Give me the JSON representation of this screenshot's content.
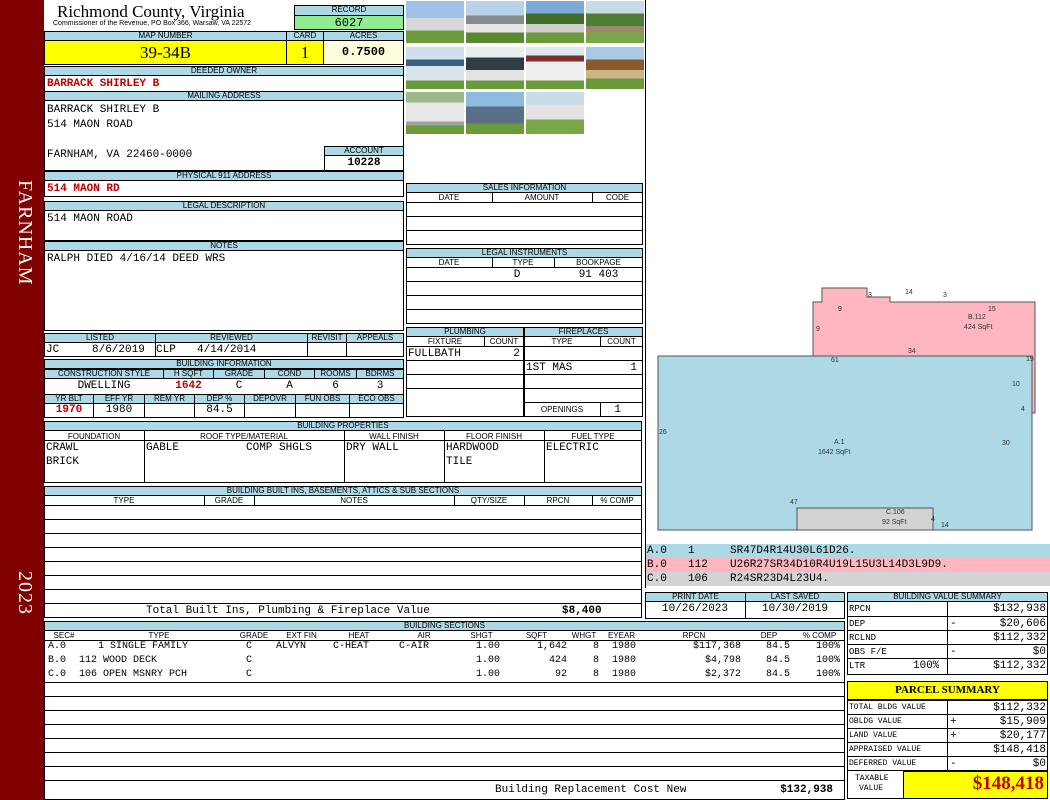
{
  "sidebar": {
    "town": "FARNHAM",
    "year": "2023"
  },
  "header": {
    "county": "Richmond County, Virginia",
    "commissioner": "Commissioner of the Revenue, PO Box 366, Warsaw, VA 22572",
    "record_label": "RECORD",
    "record": "6027"
  },
  "parcel": {
    "map_number_label": "MAP NUMBER",
    "map_number": "39-34B",
    "card_label": "CARD",
    "card": "1",
    "acres_label": "ACRES",
    "acres": "0.7500"
  },
  "owner": {
    "deeded_owner_label": "DEEDED OWNER",
    "deeded_owner": "BARRACK SHIRLEY B",
    "mailing_label": "MAILING ADDRESS",
    "mailing_line1": "BARRACK SHIRLEY B",
    "mailing_line2": "514 MAON ROAD",
    "mailing_line3": "FARNHAM, VA 22460-0000",
    "account_label": "ACCOUNT",
    "account": "10228"
  },
  "physical": {
    "label": "PHYSICAL 911 ADDRESS",
    "value": "514 MAON RD"
  },
  "legal": {
    "label": "LEGAL DESCRIPTION",
    "value": "514 MAON ROAD"
  },
  "notes": {
    "label": "NOTES",
    "value": "RALPH DIED 4/16/14 DEED WRS"
  },
  "review": {
    "listed_label": "LISTED",
    "reviewed_label": "REVIEWED",
    "revisit_label": "REVISIT",
    "appeals_label": "APPEALS",
    "listed_by": "JC",
    "listed_date": "8/6/2019",
    "reviewed_by": "CLP",
    "reviewed_date": "4/14/2014"
  },
  "building_info": {
    "label": "BUILDING INFORMATION",
    "construction_style_label": "CONSTRUCTION STYLE",
    "hsqft_label": "H SQFT",
    "grade_label": "GRADE",
    "cond_label": "COND",
    "rooms_label": "ROOMS",
    "bdrms_label": "BDRMS",
    "construction_style": "DWELLING",
    "hsqft": "1642",
    "grade": "C",
    "cond": "A",
    "rooms": "6",
    "bdrms": "3",
    "yrblt_label": "YR BLT",
    "effyr_label": "EFF YR",
    "remyr_label": "REM YR",
    "dep_label": "DEP %",
    "depovr_label": "DEPOVR",
    "funobs_label": "FUN OBS",
    "ecoobs_label": "ECO OBS",
    "yrblt": "1970",
    "effyr": "1980",
    "dep": "84.5"
  },
  "building_props": {
    "label": "BUILDING PROPERTIES",
    "foundation_label": "FOUNDATION",
    "roof_label": "ROOF TYPE/MATERIAL",
    "wall_label": "WALL FINISH",
    "floor_label": "FLOOR FINISH",
    "fuel_label": "FUEL TYPE",
    "foundation1": "CRAWL",
    "foundation2": "BRICK",
    "roof_type": "GABLE",
    "roof_material": "COMP SHGLS",
    "wall": "DRY WALL",
    "floor1": "HARDWOOD",
    "floor2": "TILE",
    "fuel": "ELECTRIC"
  },
  "builtins": {
    "label": "BUILDING BUILT INS, BASEMENTS, ATTICS & SUB SECTIONS",
    "type_label": "TYPE",
    "grade_label": "GRADE",
    "notes_label": "NOTES",
    "qty_label": "QTY/SIZE",
    "rpcn_label": "RPCN",
    "pcomp_label": "% COMP",
    "total_label": "Total Built Ins, Plumbing & Fireplace Value",
    "total_value": "$8,400"
  },
  "sales": {
    "label": "SALES INFORMATION",
    "date_label": "DATE",
    "amount_label": "AMOUNT",
    "code_label": "CODE"
  },
  "legal_instruments": {
    "label": "LEGAL INSTRUMENTS",
    "date_label": "DATE",
    "type_label": "TYPE",
    "bookpage_label": "BOOKPAGE",
    "type": "D",
    "bookpage": "91 403"
  },
  "plumbing": {
    "label": "PLUMBING",
    "fixture_label": "FIXTURE",
    "count_label": "COUNT",
    "fixture": "FULLBATH",
    "count": "2"
  },
  "fireplaces": {
    "label": "FIREPLACES",
    "type_label": "TYPE",
    "count_label": "COUNT",
    "type": "1ST MAS",
    "count": "1",
    "openings_label": "OPENINGS",
    "openings": "1"
  },
  "sketch": {
    "a_label": "A.1",
    "a_area": "1642 SqFt",
    "b_label": "B.112",
    "b_area": "424 SqFt",
    "c_label": "C.106",
    "c_area": "92 SqFt",
    "dims": {
      "a_top": "61",
      "a_left": "26",
      "a_right": "30",
      "a_bottom": "47",
      "b_left": "9",
      "b_top1": "9",
      "b_top2": "3",
      "b_top3": "14",
      "b_top4": "3",
      "b_right_top": "15",
      "b_right": "19",
      "b_r2": "10",
      "b_r3": "4",
      "b_mid": "34",
      "c_right": "4",
      "c_bottom": "14"
    },
    "a_color": "#add8e6",
    "b_color": "#ffb6c1",
    "c_color": "#d3d3d3"
  },
  "vectors": [
    {
      "sec": "A.0",
      "code": "1",
      "vec": "SR47D4R14U30L61D26."
    },
    {
      "sec": "B.0",
      "code": "112",
      "vec": "U26R27SR34D10R4U19L15U3L14D3L9D9."
    },
    {
      "sec": "C.0",
      "code": "106",
      "vec": "R24SR23D4L23U4."
    }
  ],
  "dates": {
    "print_label": "PRINT DATE",
    "saved_label": "LAST SAVED",
    "print": "10/26/2023",
    "saved": "10/30/2019"
  },
  "sections": {
    "label": "BUILDING SECTIONS",
    "headers": [
      "SEC#",
      "TYPE",
      "GRADE",
      "EXT FIN",
      "HEAT",
      "AIR",
      "SHGT",
      "SQFT",
      "WHGT",
      "EYEAR",
      "RPCN",
      "DEP",
      "% COMP"
    ],
    "rows": [
      [
        "A.0",
        "1 SINGLE FAMILY",
        "C",
        "ALVYN",
        "C-HEAT",
        "C-AIR",
        "1.00",
        "1,642",
        "8",
        "1980",
        "$117,368",
        "84.5",
        "100%"
      ],
      [
        "B.0",
        "112 WOOD DECK",
        "C",
        "",
        "",
        "",
        "1.00",
        "424",
        "8",
        "1980",
        "$4,798",
        "84.5",
        "100%"
      ],
      [
        "C.0",
        "106 OPEN MSNRY PCH",
        "C",
        "",
        "",
        "",
        "1.00",
        "92",
        "8",
        "1980",
        "$2,372",
        "84.5",
        "100%"
      ]
    ],
    "replacement_label": "Building Replacement Cost New",
    "replacement_value": "$132,938"
  },
  "value_summary": {
    "label": "BUILDING VALUE SUMMARY",
    "rpcn_label": "RPCN",
    "rpcn": "$132,938",
    "dep_label": "DEP",
    "dep_sign": "-",
    "dep": "$20,606",
    "rclnd_label": "RCLND",
    "rclnd": "$112,332",
    "obsfe_label": "OBS F/E",
    "obsfe_sign": "-",
    "obsfe": "$0",
    "ltr_label": "LTR",
    "ltr_pct": "100%",
    "ltr": "$112,332"
  },
  "parcel_summary": {
    "label": "PARCEL SUMMARY",
    "total_bldg_label": "TOTAL BLDG VALUE",
    "total_bldg": "$112,332",
    "obldg_label": "OBLDG VALUE",
    "obldg_sign": "+",
    "obldg": "$15,909",
    "land_label": "LAND VALUE",
    "land_sign": "+",
    "land": "$20,177",
    "appraised_label": "APPRAISED VALUE",
    "appraised": "$148,418",
    "deferred_label": "DEFERRED VALUE",
    "deferred_sign": "-",
    "deferred": "$0",
    "taxable_label1": "TAXABLE",
    "taxable_label2": "VALUE",
    "taxable": "$148,418"
  }
}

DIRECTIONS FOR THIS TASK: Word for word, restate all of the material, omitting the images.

REPLY TO THE TASK:
Give me the JSON representation of this screenshot's content.
{
  "sidebar": {
    "town": "FARNHAM",
    "year": "2023"
  },
  "header": {
    "county": "Richmond County, Virginia",
    "commissioner": "Commissioner of the Revenue, PO Box 366, Warsaw, VA 22572",
    "record_label": "RECORD",
    "record": "6027"
  },
  "parcel": {
    "map_number_label": "MAP NUMBER",
    "map_number": "39-34B",
    "card_label": "CARD",
    "card": "1",
    "acres_label": "ACRES",
    "acres": "0.7500"
  },
  "owner": {
    "deeded_owner_label": "DEEDED OWNER",
    "deeded_owner": "BARRACK SHIRLEY B",
    "mailing_label": "MAILING ADDRESS",
    "mailing_line1": "BARRACK SHIRLEY B",
    "mailing_line2": "514 MAON ROAD",
    "mailing_line3": "FARNHAM, VA 22460-0000",
    "account_label": "ACCOUNT",
    "account": "10228"
  },
  "physical": {
    "label": "PHYSICAL 911 ADDRESS",
    "value": "514 MAON RD"
  },
  "legal": {
    "label": "LEGAL DESCRIPTION",
    "value": "514 MAON ROAD"
  },
  "notes": {
    "label": "NOTES",
    "value": "RALPH DIED 4/16/14 DEED WRS"
  },
  "review": {
    "listed_label": "LISTED",
    "reviewed_label": "REVIEWED",
    "revisit_label": "REVISIT",
    "appeals_label": "APPEALS",
    "listed_by": "JC",
    "listed_date": "8/6/2019",
    "reviewed_by": "CLP",
    "reviewed_date": "4/14/2014"
  },
  "building_info": {
    "label": "BUILDING INFORMATION",
    "construction_style_label": "CONSTRUCTION STYLE",
    "hsqft_label": "H SQFT",
    "grade_label": "GRADE",
    "cond_label": "COND",
    "rooms_label": "ROOMS",
    "bdrms_label": "BDRMS",
    "construction_style": "DWELLING",
    "hsqft": "1642",
    "grade": "C",
    "cond": "A",
    "rooms": "6",
    "bdrms": "3",
    "yrblt_label": "YR BLT",
    "effyr_label": "EFF YR",
    "remyr_label": "REM YR",
    "dep_label": "DEP %",
    "depovr_label": "DEPOVR",
    "funobs_label": "FUN OBS",
    "ecoobs_label": "ECO OBS",
    "yrblt": "1970",
    "effyr": "1980",
    "dep": "84.5"
  },
  "building_props": {
    "label": "BUILDING PROPERTIES",
    "foundation_label": "FOUNDATION",
    "roof_label": "ROOF TYPE/MATERIAL",
    "wall_label": "WALL FINISH",
    "floor_label": "FLOOR FINISH",
    "fuel_label": "FUEL TYPE",
    "foundation1": "CRAWL",
    "foundation2": "BRICK",
    "roof_type": "GABLE",
    "roof_material": "COMP SHGLS",
    "wall": "DRY WALL",
    "floor1": "HARDWOOD",
    "floor2": "TILE",
    "fuel": "ELECTRIC"
  },
  "builtins": {
    "label": "BUILDING BUILT INS, BASEMENTS, ATTICS & SUB SECTIONS",
    "type_label": "TYPE",
    "grade_label": "GRADE",
    "notes_label": "NOTES",
    "qty_label": "QTY/SIZE",
    "rpcn_label": "RPCN",
    "pcomp_label": "% COMP",
    "total_label": "Total Built Ins, Plumbing & Fireplace Value",
    "total_value": "$8,400"
  },
  "sales": {
    "label": "SALES INFORMATION",
    "date_label": "DATE",
    "amount_label": "AMOUNT",
    "code_label": "CODE"
  },
  "legal_instruments": {
    "label": "LEGAL INSTRUMENTS",
    "date_label": "DATE",
    "type_label": "TYPE",
    "bookpage_label": "BOOKPAGE",
    "type": "D",
    "bookpage": "91 403"
  },
  "plumbing": {
    "label": "PLUMBING",
    "fixture_label": "FIXTURE",
    "count_label": "COUNT",
    "fixture": "FULLBATH",
    "count": "2"
  },
  "fireplaces": {
    "label": "FIREPLACES",
    "type_label": "TYPE",
    "count_label": "COUNT",
    "type": "1ST MAS",
    "count": "1",
    "openings_label": "OPENINGS",
    "openings": "1"
  },
  "sketch": {
    "a_label": "A.1",
    "a_area": "1642 SqFt",
    "b_label": "B.112",
    "b_area": "424 SqFt",
    "c_label": "C.106",
    "c_area": "92 SqFt",
    "dims": {
      "a_top": "61",
      "a_left": "26",
      "a_right": "30",
      "a_bottom": "47",
      "b_left": "9",
      "b_top1": "9",
      "b_top2": "3",
      "b_top3": "14",
      "b_top4": "3",
      "b_right_top": "15",
      "b_right": "19",
      "b_r2": "10",
      "b_r3": "4",
      "b_mid": "34",
      "c_right": "4",
      "c_bottom": "14"
    },
    "a_color": "#add8e6",
    "b_color": "#ffb6c1",
    "c_color": "#d3d3d3"
  },
  "vectors": [
    {
      "sec": "A.0",
      "code": "1",
      "vec": "SR47D4R14U30L61D26."
    },
    {
      "sec": "B.0",
      "code": "112",
      "vec": "U26R27SR34D10R4U19L15U3L14D3L9D9."
    },
    {
      "sec": "C.0",
      "code": "106",
      "vec": "R24SR23D4L23U4."
    }
  ],
  "dates": {
    "print_label": "PRINT DATE",
    "saved_label": "LAST SAVED",
    "print": "10/26/2023",
    "saved": "10/30/2019"
  },
  "sections": {
    "label": "BUILDING SECTIONS",
    "headers": [
      "SEC#",
      "TYPE",
      "GRADE",
      "EXT FIN",
      "HEAT",
      "AIR",
      "SHGT",
      "SQFT",
      "WHGT",
      "EYEAR",
      "RPCN",
      "DEP",
      "% COMP"
    ],
    "rows": [
      [
        "A.0",
        "1 SINGLE FAMILY",
        "C",
        "ALVYN",
        "C-HEAT",
        "C-AIR",
        "1.00",
        "1,642",
        "8",
        "1980",
        "$117,368",
        "84.5",
        "100%"
      ],
      [
        "B.0",
        "112 WOOD DECK",
        "C",
        "",
        "",
        "",
        "1.00",
        "424",
        "8",
        "1980",
        "$4,798",
        "84.5",
        "100%"
      ],
      [
        "C.0",
        "106 OPEN MSNRY PCH",
        "C",
        "",
        "",
        "",
        "1.00",
        "92",
        "8",
        "1980",
        "$2,372",
        "84.5",
        "100%"
      ]
    ],
    "replacement_label": "Building Replacement Cost New",
    "replacement_value": "$132,938"
  },
  "value_summary": {
    "label": "BUILDING VALUE SUMMARY",
    "rpcn_label": "RPCN",
    "rpcn": "$132,938",
    "dep_label": "DEP",
    "dep_sign": "-",
    "dep": "$20,606",
    "rclnd_label": "RCLND",
    "rclnd": "$112,332",
    "obsfe_label": "OBS F/E",
    "obsfe_sign": "-",
    "obsfe": "$0",
    "ltr_label": "LTR",
    "ltr_pct": "100%",
    "ltr": "$112,332"
  },
  "parcel_summary": {
    "label": "PARCEL SUMMARY",
    "total_bldg_label": "TOTAL BLDG VALUE",
    "total_bldg": "$112,332",
    "obldg_label": "OBLDG VALUE",
    "obldg_sign": "+",
    "obldg": "$15,909",
    "land_label": "LAND VALUE",
    "land_sign": "+",
    "land": "$20,177",
    "appraised_label": "APPRAISED VALUE",
    "appraised": "$148,418",
    "deferred_label": "DEFERRED VALUE",
    "deferred_sign": "-",
    "deferred": "$0",
    "taxable_label1": "TAXABLE",
    "taxable_label2": "VALUE",
    "taxable": "$148,418"
  }
}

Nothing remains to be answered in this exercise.